BBC representational Image, wikimedia commons

Apart from Radhika Apte holding forth in a British accent and Usha Jadhav speaking of her harrowing experience in a Marathi accent, the BBC’s much-discussed documentary “Bollywood’s Dark Secret” says nothing that we haven’t already heard or seen.

Anchor Rajini Vaidyanathan asks no hard-hitting questions. There is no answer to the crucial question: “why have Bollywood’s casting-couch victims not come out with their experiences?”

Radhika Apte talks about men in Bollywood being as powerful as “Gods” whom no one would dare point a finger at. She isn’t doing it either. She has no personal story of exploitation to share.

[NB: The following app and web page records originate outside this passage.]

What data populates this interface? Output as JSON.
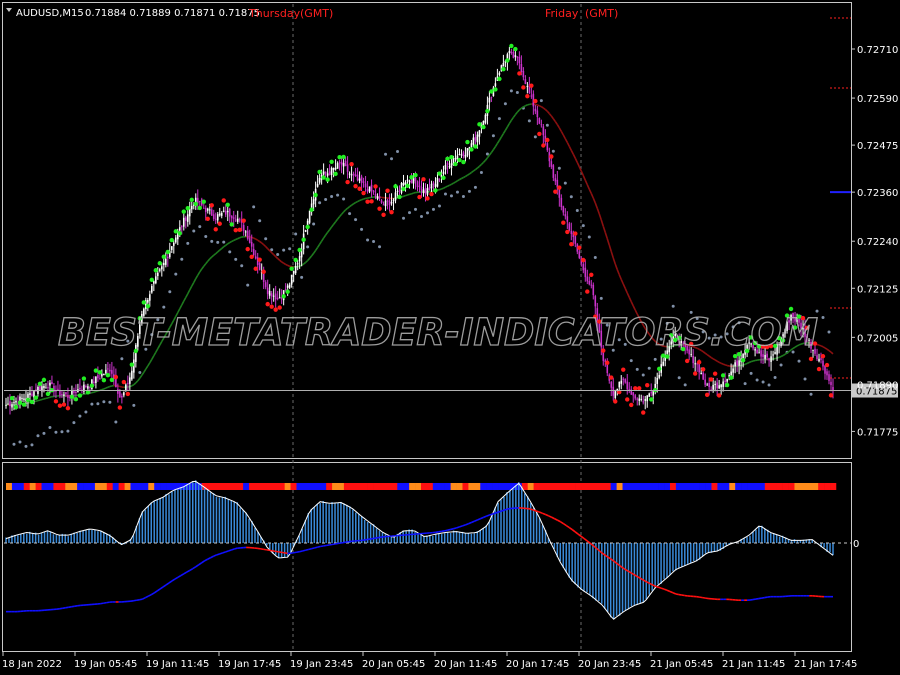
{
  "header": {
    "symbol": "AUDUSD,M15",
    "ohlc": "0.71884 0.71889 0.71871 0.71875"
  },
  "sessions": [
    {
      "label": "Thursday",
      "tz": "(GMT)",
      "x_time": "19 Jan 23:45"
    },
    {
      "label": "Friday",
      "tz": "(GMT)",
      "x_time": "21 Jan 00:00"
    }
  ],
  "watermark": "BEST-METATRADER-INDICATORS.COM",
  "colors": {
    "background": "#000000",
    "bull": "#ffffff",
    "bear": "#cc33cc",
    "signal_bull": "#22ee22",
    "signal_bear": "#ff1a1a",
    "band": "#8090a8",
    "ma_up": "#1e7a1e",
    "ma_down": "#8b1010",
    "hist": "#3a8ad8",
    "level_blue": "#2020ff",
    "strip_blue": "#1010ff",
    "strip_orange": "#ff8c1a",
    "strip_red": "#ff1010"
  },
  "chart_data": [
    {
      "type": "candlestick",
      "panel": "price",
      "y_ticks": [
        "0.72710",
        "0.72590",
        "0.72475",
        "0.72360",
        "0.72240",
        "0.72125",
        "0.72005",
        "0.71890",
        "0.71775"
      ],
      "ylim": [
        0.7171,
        0.7282
      ],
      "current_price": "0.71875",
      "blue_level": 0.7236,
      "x_tick_labels": [
        "18 Jan 2022",
        "19 Jan 05:45",
        "19 Jan 11:45",
        "19 Jan 17:45",
        "19 Jan 23:45",
        "20 Jan 05:45",
        "20 Jan 11:45",
        "20 Jan 17:45",
        "20 Jan 23:45",
        "21 Jan 05:45",
        "21 Jan 11:45",
        "21 Jan 17:45"
      ],
      "close_path": [
        0.7184,
        0.7185,
        0.7186,
        0.7188,
        0.7189,
        0.7187,
        0.7186,
        0.7188,
        0.7189,
        0.7191,
        0.7193,
        0.7185,
        0.7192,
        0.7207,
        0.7213,
        0.7218,
        0.7224,
        0.7229,
        0.7234,
        0.7232,
        0.723,
        0.7231,
        0.723,
        0.7226,
        0.7219,
        0.7212,
        0.721,
        0.7213,
        0.722,
        0.7232,
        0.724,
        0.7241,
        0.7243,
        0.724,
        0.7238,
        0.7236,
        0.7233,
        0.7234,
        0.7239,
        0.7239,
        0.7236,
        0.7238,
        0.7242,
        0.7245,
        0.7246,
        0.725,
        0.7257,
        0.7265,
        0.727,
        0.7268,
        0.726,
        0.7253,
        0.7243,
        0.7233,
        0.7226,
        0.7218,
        0.7212,
        0.7196,
        0.7187,
        0.719,
        0.7186,
        0.7185,
        0.7189,
        0.7197,
        0.7201,
        0.7197,
        0.7194,
        0.7188,
        0.7189,
        0.7191,
        0.7195,
        0.72,
        0.7196,
        0.7195,
        0.72,
        0.7206,
        0.7203,
        0.7198,
        0.7194,
        0.71875
      ]
    },
    {
      "type": "histogram",
      "panel": "oscillator",
      "zero_label": "0",
      "values": [
        0.05,
        0.09,
        0.12,
        0.1,
        0.14,
        0.09,
        0.09,
        0.13,
        0.16,
        0.14,
        0.08,
        -0.02,
        0.04,
        0.35,
        0.47,
        0.52,
        0.6,
        0.64,
        0.71,
        0.63,
        0.54,
        0.51,
        0.46,
        0.33,
        0.14,
        -0.06,
        -0.17,
        -0.16,
        0.09,
        0.36,
        0.47,
        0.45,
        0.46,
        0.4,
        0.3,
        0.21,
        0.12,
        0.06,
        0.14,
        0.14,
        0.07,
        0.1,
        0.12,
        0.13,
        0.11,
        0.12,
        0.2,
        0.47,
        0.58,
        0.68,
        0.49,
        0.28,
        0.01,
        -0.23,
        -0.42,
        -0.53,
        -0.61,
        -0.71,
        -0.87,
        -0.78,
        -0.71,
        -0.67,
        -0.51,
        -0.41,
        -0.3,
        -0.25,
        -0.2,
        -0.11,
        -0.09,
        -0.02,
        0.02,
        0.09,
        0.2,
        0.12,
        0.08,
        0.03,
        0.03,
        0.04,
        -0.05,
        -0.14
      ],
      "slow_line": [
        -0.78,
        -0.78,
        -0.77,
        -0.77,
        -0.76,
        -0.75,
        -0.73,
        -0.71,
        -0.7,
        -0.69,
        -0.67,
        -0.67,
        -0.66,
        -0.64,
        -0.58,
        -0.5,
        -0.42,
        -0.35,
        -0.28,
        -0.2,
        -0.14,
        -0.1,
        -0.06,
        -0.05,
        -0.06,
        -0.08,
        -0.1,
        -0.12,
        -0.1,
        -0.07,
        -0.04,
        -0.02,
        0.0,
        0.02,
        0.03,
        0.05,
        0.07,
        0.08,
        0.09,
        0.1,
        0.11,
        0.12,
        0.14,
        0.17,
        0.21,
        0.26,
        0.31,
        0.35,
        0.39,
        0.4,
        0.39,
        0.35,
        0.3,
        0.24,
        0.16,
        0.07,
        -0.02,
        -0.12,
        -0.2,
        -0.29,
        -0.36,
        -0.43,
        -0.49,
        -0.53,
        -0.58,
        -0.6,
        -0.61,
        -0.63,
        -0.64,
        -0.64,
        -0.65,
        -0.65,
        -0.63,
        -0.61,
        -0.61,
        -0.6,
        -0.6,
        -0.6,
        -0.61,
        -0.61
      ]
    }
  ]
}
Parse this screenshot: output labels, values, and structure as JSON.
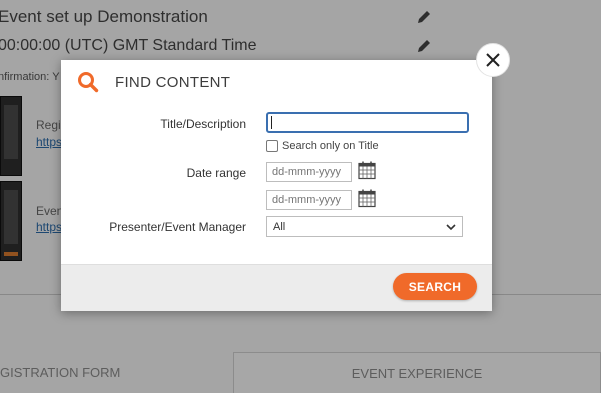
{
  "background": {
    "event_title": "Event set up Demonstration",
    "timezone": "00:00:00 (UTC) GMT Standard Time",
    "confirmation_label": "nfirmation: Y",
    "items": [
      {
        "label": "Regi",
        "link": "https"
      },
      {
        "label": "Even",
        "link": "https"
      }
    ],
    "tabs": [
      {
        "label": "GISTRATION FORM"
      },
      {
        "label": "EVENT EXPERIENCE"
      }
    ],
    "icons": {
      "edit": "pencil-icon"
    }
  },
  "modal": {
    "title": "FIND CONTENT",
    "header_icon": "search-icon",
    "close_icon": "close-icon",
    "fields": {
      "title_label": "Title/Description",
      "title_value": "",
      "title_only_label": "Search only on Title",
      "title_only_checked": false,
      "date_label": "Date range",
      "date_from_placeholder": "dd-mmm-yyyy",
      "date_to_placeholder": "dd-mmm-yyyy",
      "presenter_label": "Presenter/Event Manager",
      "presenter_selected": "All"
    },
    "search_button": "SEARCH"
  },
  "colors": {
    "accent": "#f06a2a",
    "focus_border": "#3a6fb0"
  }
}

Radhika Apte talks about men in Bollywood being as powerful as "Gods" whom no one would dare point a finger at. She isn't doing it either. She has no personal story of exploitation to share.
Radhika Apte, wikimedia commons

It’s all about others. Luckily for us, Usha Jadhav is not afraid to speak her mind. She speaks unabashedly about the man who abused her physically, touched her anywhere and everywhere, put his hand in her clothes.

But who was this man? I even asked Usha why she doesn’t want to name him.

“Because it wouldn’t be right,” she told me.

Right for whom?

Is this really what Bollywood has come to mean in the global arena’s “MeToo” campaign? Two actresses, one of whom is clearly talking about an out-of-body experience (all rhetorics and hypothesis suggesting she has never been through the casting couch), the other putting words to an experience that is too painful on recall and sounds more like a confession at a distress meeting in a sex clinic.

Beyond the truth about the symbiotic sexuality ingrained in Bollywood’s demand-and-supply mindset, there is the truth about the potential victim allowing herself to be exploited of her own free will.

Also Read: Rakhi Sawant Speaks up About Casting Couch

How free is that will which compels a girl to get on the casting couch voluntarily? The BBC documentary is not able to extricate Bollywood’s ‘Dark Secret’ from the clutches of cliches. It needed more muscle and heft to be persuasive. All we get is a couple of opinions swathed in vague rhetorics. No naming no shaming.

After watching the BBC’s sketchy account of the casting couch in Bollywood, I am more than ever convinced that the “MeToo” movement is far removed from our perception. The predators won’t stop, because there is no concerted will to stop them. (BollywoodCountry)